How to Have a Home Birth: 10 Steps (2024)

Pregnancy and Postpartum Care for Everyone

Having a home birth can be a deeply personal and rewarding experience for many families. However, it requires careful planning, preparation, and consideration of potential risks. Here are some steps to help you plan for a home birth:

  1. Consult with a Midwife or Obstetrician: It's crucial to consult with a qualified healthcare provider, such as a certified nurse midwife (CNM), certified professional midwife (CPM), or obstetrician who supports home births. They can assess your suitability for a home birth based on your medical history and current pregnancy.
  2. Prenatal Care: Throughout your pregnancy, attend regular prenatal check-ups to monitor the health of you and your baby. Your midwife or obstetrician will provide guidance on diet, exercise, and other aspects of prenatal care.
  3. Create a Birth Plan: Work with your midwife or obstetrician to create a birth plan that outlines your preferences for labor and delivery, including pain management options, who will be present during the birth, and what interventions you're comfortable with.
  4. Prepare Your Home: Set up a comfortable and safe environment for labor and delivery. This may involve setting up a birth pool if you're considering a water birth, gathering supplies such as clean towels, sheets, and sterile equipment, and ensuring you have access to emergency medical services if needed.
  5. Arrange for Support: Consider who you want to have present during the birth, whether it's your partner, family members, or a doula for additional support. Make sure everyone involved understands their role and responsibilities.
  6. Educate Yourself: Take childbirth education classes to learn about the stages of labor, relaxation techniques, breathing exercises, and other coping strategies for managing pain during labor.
  7. Stay Healthy: Maintain a healthy lifestyle throughout your pregnancy by eating nutritious foods, staying hydrated, getting regular exercise, and practicing relaxation techniques to reduce stress.
  8. Plan for Emergency Situations: While most home births proceed without complications, it's essential to have a contingency plan in case of emergencies. Make sure you know the signs of potential complications and have a plan in place for transferring to a hospital if necessary.
  9. Postpartum Care: Arrange for postpartum care for both you and your baby. This may involve follow-up visits with your midwife or obstetrician, lactation support if you plan to breastfeed, and emotional support for the postpartum period.
  10. Legal Considerations: Be aware of the legal requirements for home birth in your area, including any regulations or licensing requirements for midwives attending home births.
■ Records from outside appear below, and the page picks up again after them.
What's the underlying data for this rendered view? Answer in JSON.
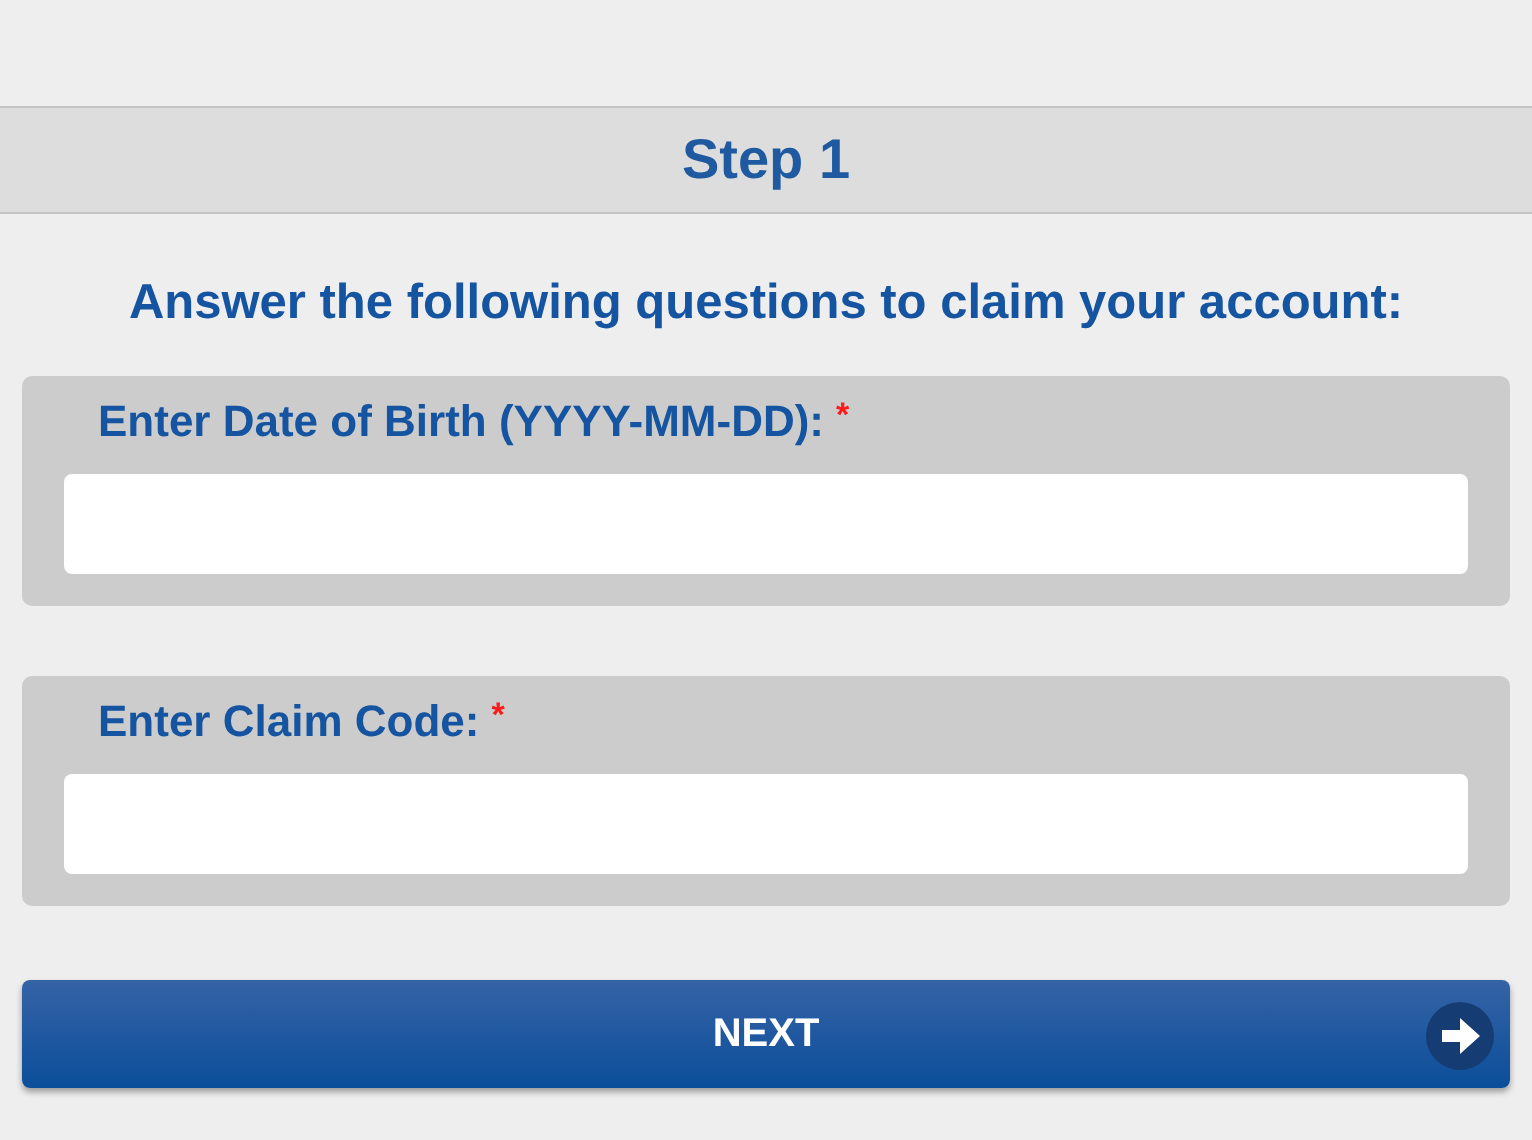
{
  "header": {
    "title": "Step 1"
  },
  "instructions": "Answer the following questions to claim your account:",
  "fields": [
    {
      "label": "Enter Date of Birth (YYYY-MM-DD):",
      "required_mark": "*"
    },
    {
      "label": "Enter Claim Code:",
      "required_mark": "*"
    }
  ],
  "next_button": {
    "label": "NEXT"
  }
}
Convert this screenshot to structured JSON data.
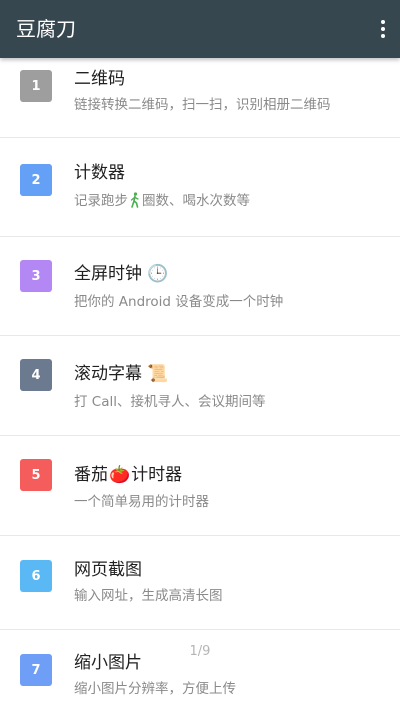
{
  "app": {
    "title": "豆腐刀",
    "menu_icon": "more-vert-icon"
  },
  "items": [
    {
      "index": "1",
      "title": "二维码",
      "emoji": "",
      "desc": "链接转换二维码，扫一扫，识别相册二维码",
      "color": "#9e9e9e"
    },
    {
      "index": "2",
      "title": "计数器",
      "emoji": "",
      "desc_before": "记录跑步",
      "desc_icon": "walking-person-icon",
      "desc_after": "圈数、喝水次数等",
      "color": "#64a0f5"
    },
    {
      "index": "3",
      "title": "全屏时钟",
      "emoji": "🕒",
      "desc": "把你的 Android 设备变成一个时钟",
      "color": "#b388f5"
    },
    {
      "index": "4",
      "title": "滚动字幕",
      "emoji": "📜",
      "desc": "打 Call、接机寻人、会议期间等",
      "color": "#6b7a8f"
    },
    {
      "index": "5",
      "title_before": "番茄",
      "emoji": "🍅",
      "title_after": "计时器",
      "desc": "一个简单易用的计时器",
      "color": "#f55c5c"
    },
    {
      "index": "6",
      "title": "网页截图",
      "emoji": "",
      "desc": "输入网址，生成高清长图",
      "color": "#5ab8f5"
    },
    {
      "index": "7",
      "title": "缩小图片",
      "emoji": "",
      "desc": "缩小图片分辨率，方便上传",
      "color": "#6e9ef5"
    }
  ],
  "page_indicator": "1/9"
}
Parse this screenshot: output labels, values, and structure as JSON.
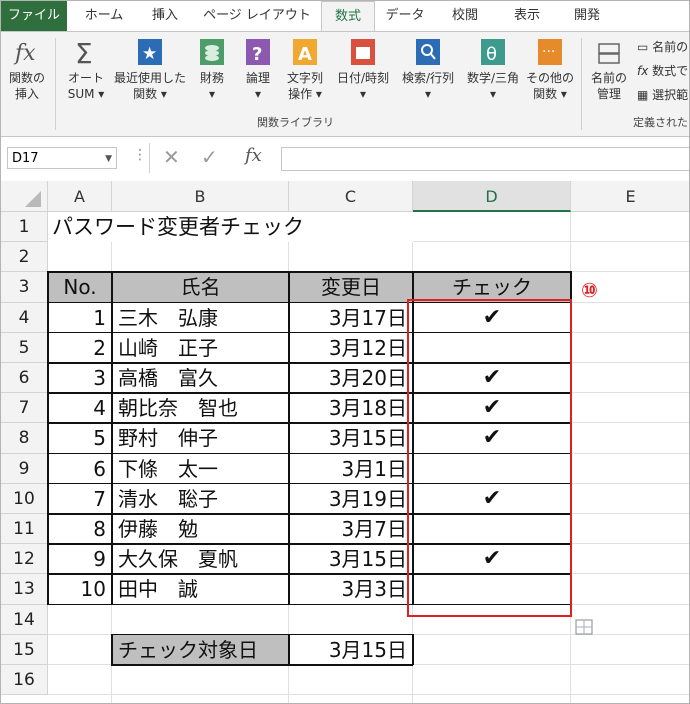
{
  "ribbon_tabs": [
    "ファイル",
    "ホーム",
    "挿入",
    "ページ レイアウト",
    "数式",
    "データ",
    "校閲",
    "表示",
    "開発"
  ],
  "ribbon_buttons": {
    "insert_function": [
      "関数の",
      "挿入"
    ],
    "autosum": [
      "オート",
      "SUM ▾"
    ],
    "recent": [
      "最近使用した",
      "関数 ▾"
    ],
    "financial": [
      "財務",
      "▾"
    ],
    "logical": [
      "論理",
      "▾"
    ],
    "text": [
      "文字列",
      "操作 ▾"
    ],
    "datetime": [
      "日付/時刻",
      "▾"
    ],
    "lookup": [
      "検索/行列",
      "▾"
    ],
    "math": [
      "数学/三角",
      "▾"
    ],
    "other": [
      "その他の",
      "関数 ▾"
    ],
    "name_manager": [
      "名前の",
      "管理"
    ],
    "define_name": "名前の",
    "use_in_formula": "数式で",
    "create_from_selection": "選択範"
  },
  "group_labels": {
    "function_library": "関数ライブラリ",
    "defined_names": "定義された"
  },
  "formula_bar": {
    "name_box": "D17",
    "formula": ""
  },
  "columns": [
    "A",
    "B",
    "C",
    "D",
    "E"
  ],
  "rows": [
    "1",
    "2",
    "3",
    "4",
    "5",
    "6",
    "7",
    "8",
    "9",
    "10",
    "11",
    "12",
    "13",
    "14",
    "15",
    "16"
  ],
  "title": "パスワード変更者チェック",
  "table_headers": {
    "no": "No.",
    "name": "氏名",
    "date": "変更日",
    "check": "チェック"
  },
  "records": [
    {
      "no": "1",
      "name": "三木　弘康",
      "date": "3月17日",
      "check": "✔"
    },
    {
      "no": "2",
      "name": "山崎　正子",
      "date": "3月12日",
      "check": ""
    },
    {
      "no": "3",
      "name": "高橋　富久",
      "date": "3月20日",
      "check": "✔"
    },
    {
      "no": "4",
      "name": "朝比奈　智也",
      "date": "3月18日",
      "check": "✔"
    },
    {
      "no": "5",
      "name": "野村　伸子",
      "date": "3月15日",
      "check": "✔"
    },
    {
      "no": "6",
      "name": "下條　太一",
      "date": "3月1日",
      "check": ""
    },
    {
      "no": "7",
      "name": "清水　聡子",
      "date": "3月19日",
      "check": "✔"
    },
    {
      "no": "8",
      "name": "伊藤　勉",
      "date": "3月7日",
      "check": ""
    },
    {
      "no": "9",
      "name": "大久保　夏帆",
      "date": "3月15日",
      "check": "✔"
    },
    {
      "no": "10",
      "name": "田中　誠",
      "date": "3月3日",
      "check": ""
    }
  ],
  "target": {
    "label": "チェック対象日",
    "value": "3月15日"
  },
  "annotation": "⑩",
  "colors": {
    "accent": "#217346",
    "highlight": "#e02020",
    "header_fill": "#bfbfbf"
  }
}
Remember that while home birth can be a safe option for low-risk pregnancies, it may not be suitable for everyone. It's essential to discuss your options with a qualified healthcare provider and make an informed decision based on your individual circumstances and preferences.

Match with top-rated midwives and make informed decisions: Home Birth Midwife Directory